Could you please reproduce all the records below exactly, leaving out the images?

━━ DATASET

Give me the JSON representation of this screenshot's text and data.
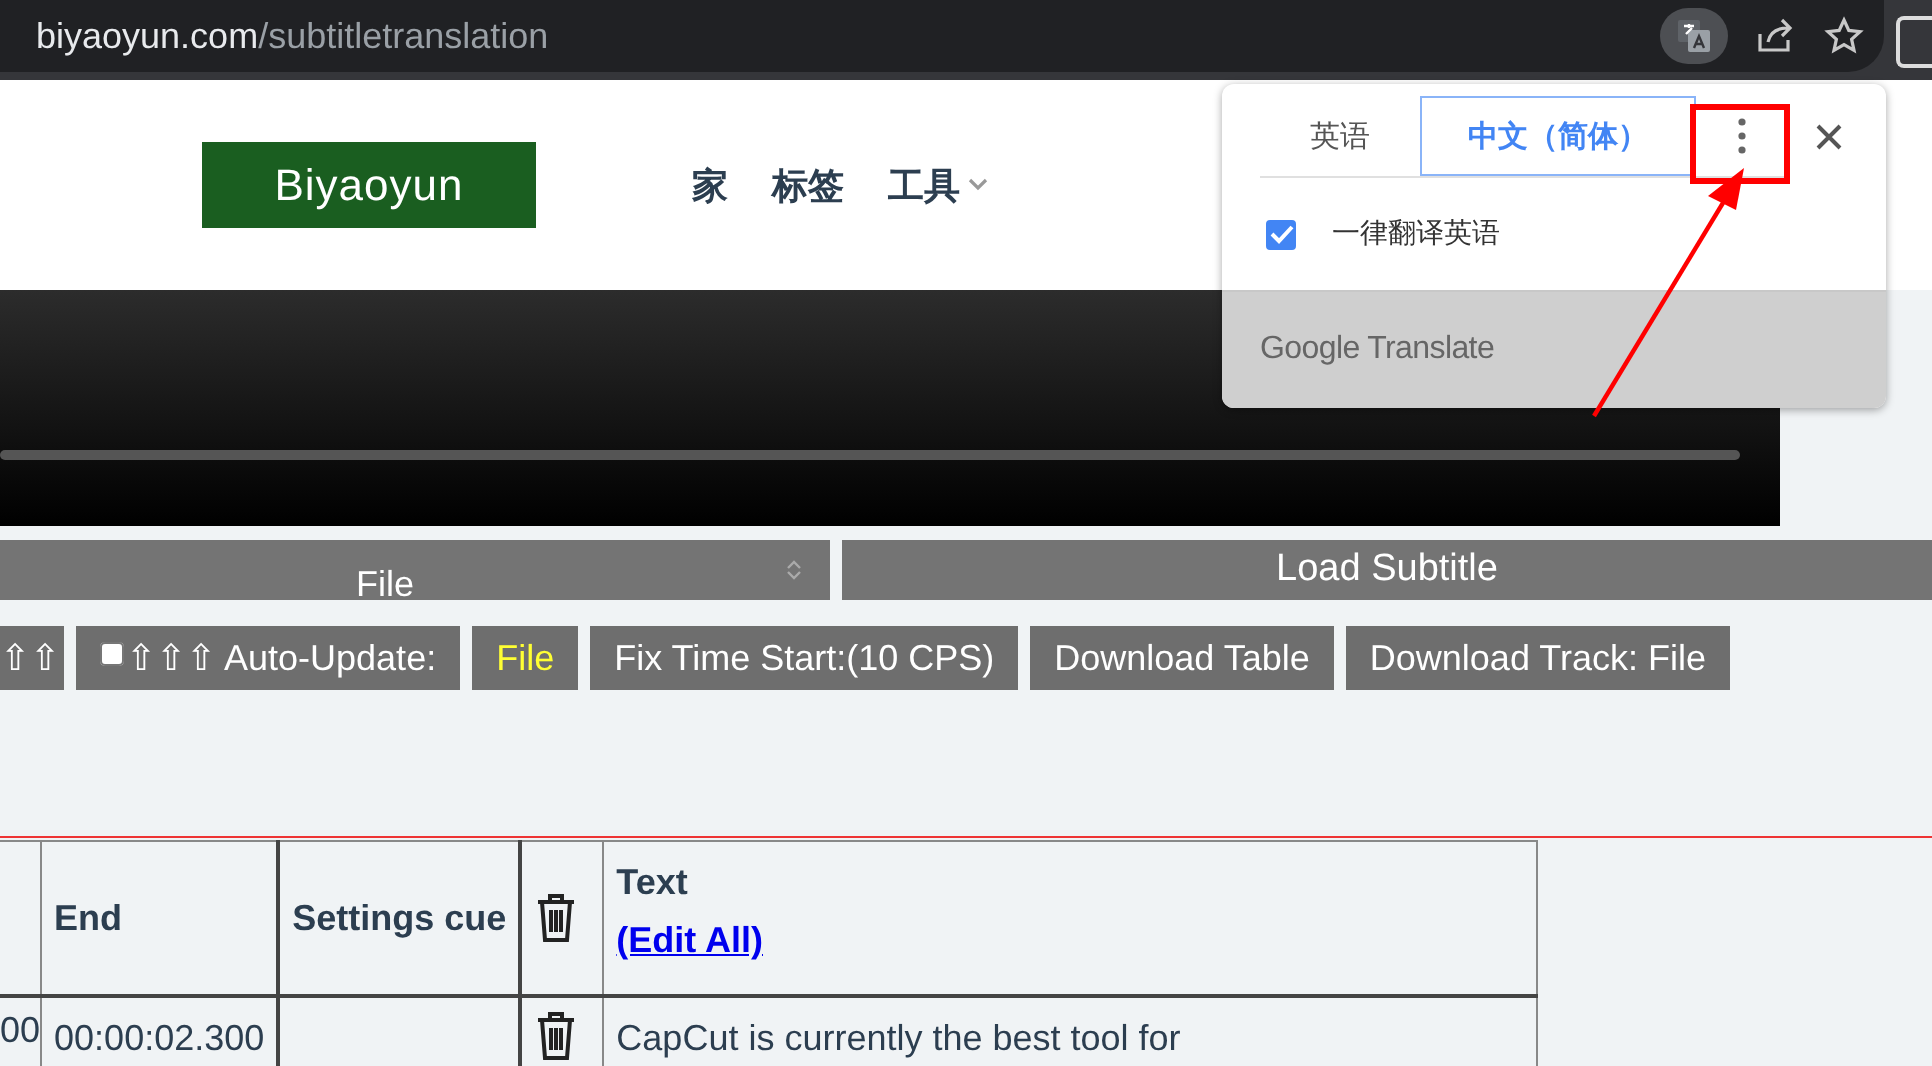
{
  "browser": {
    "address_domain": "biyaoyun.com",
    "address_path": "/subtitletranslation"
  },
  "site": {
    "logo": "Biyaoyun",
    "nav": [
      {
        "label": "家",
        "dropdown": false
      },
      {
        "label": "标签",
        "dropdown": false
      },
      {
        "label": "工具",
        "dropdown": true
      }
    ]
  },
  "file_select": {
    "value": "File"
  },
  "load_button": "Load Subtitle",
  "toolbar": [
    {
      "kind": "button",
      "label": "⇧⇧"
    },
    {
      "kind": "checkbox",
      "label": "⇧⇧⇧ Auto-Update:",
      "checked": false
    },
    {
      "kind": "accent",
      "label": "File"
    },
    {
      "kind": "button",
      "label": "Fix Time Start:(10 CPS)"
    },
    {
      "kind": "button",
      "label": "Download Table"
    },
    {
      "kind": "button",
      "label": "Download Track: File"
    }
  ],
  "table": {
    "columns": [
      {
        "kind": "cut"
      },
      {
        "kind": "text",
        "label": "End"
      },
      {
        "kind": "text",
        "label": "Settings cue"
      },
      {
        "kind": "delete"
      },
      {
        "kind": "text",
        "label": "Text",
        "link": "(Edit All)"
      }
    ],
    "rows": [
      {
        "column_1": "00",
        "end": "00:00:02.300",
        "text": "CapCut is currently the best tool for"
      }
    ]
  },
  "translate_popup": {
    "tabs": [
      {
        "label": "英语",
        "selected": false
      },
      {
        "label": "中文（简体）",
        "selected": true
      }
    ],
    "always_translate": {
      "label": "一律翻译英语",
      "checked": true
    },
    "footer": "Google Translate"
  }
}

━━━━

§ **EXERCISE RESPONSE**
Give me the JSON representation of this screenshot's text and data.
{
  "browser": {
    "address_domain": "biyaoyun.com",
    "address_path": "/subtitletranslation"
  },
  "site": {
    "logo": "Biyaoyun",
    "nav": [
      {
        "label": "家",
        "dropdown": false
      },
      {
        "label": "标签",
        "dropdown": false
      },
      {
        "label": "工具",
        "dropdown": true
      }
    ]
  },
  "file_select": {
    "value": "File"
  },
  "load_button": "Load Subtitle",
  "toolbar": [
    {
      "kind": "button",
      "label": "⇧⇧"
    },
    {
      "kind": "checkbox",
      "label": "⇧⇧⇧ Auto-Update:",
      "checked": false
    },
    {
      "kind": "accent",
      "label": "File"
    },
    {
      "kind": "button",
      "label": "Fix Time Start:(10 CPS)"
    },
    {
      "kind": "button",
      "label": "Download Table"
    },
    {
      "kind": "button",
      "label": "Download Track: File"
    }
  ],
  "table": {
    "columns": [
      {
        "kind": "cut"
      },
      {
        "kind": "text",
        "label": "End"
      },
      {
        "kind": "text",
        "label": "Settings cue"
      },
      {
        "kind": "delete"
      },
      {
        "kind": "text",
        "label": "Text",
        "link": "(Edit All)"
      }
    ],
    "rows": [
      {
        "column_1": "00",
        "end": "00:00:02.300",
        "text": "CapCut is currently the best tool for"
      }
    ]
  },
  "translate_popup": {
    "tabs": [
      {
        "label": "英语",
        "selected": false
      },
      {
        "label": "中文（简体）",
        "selected": true
      }
    ],
    "always_translate": {
      "label": "一律翻译英语",
      "checked": true
    },
    "footer": "Google Translate"
  }
}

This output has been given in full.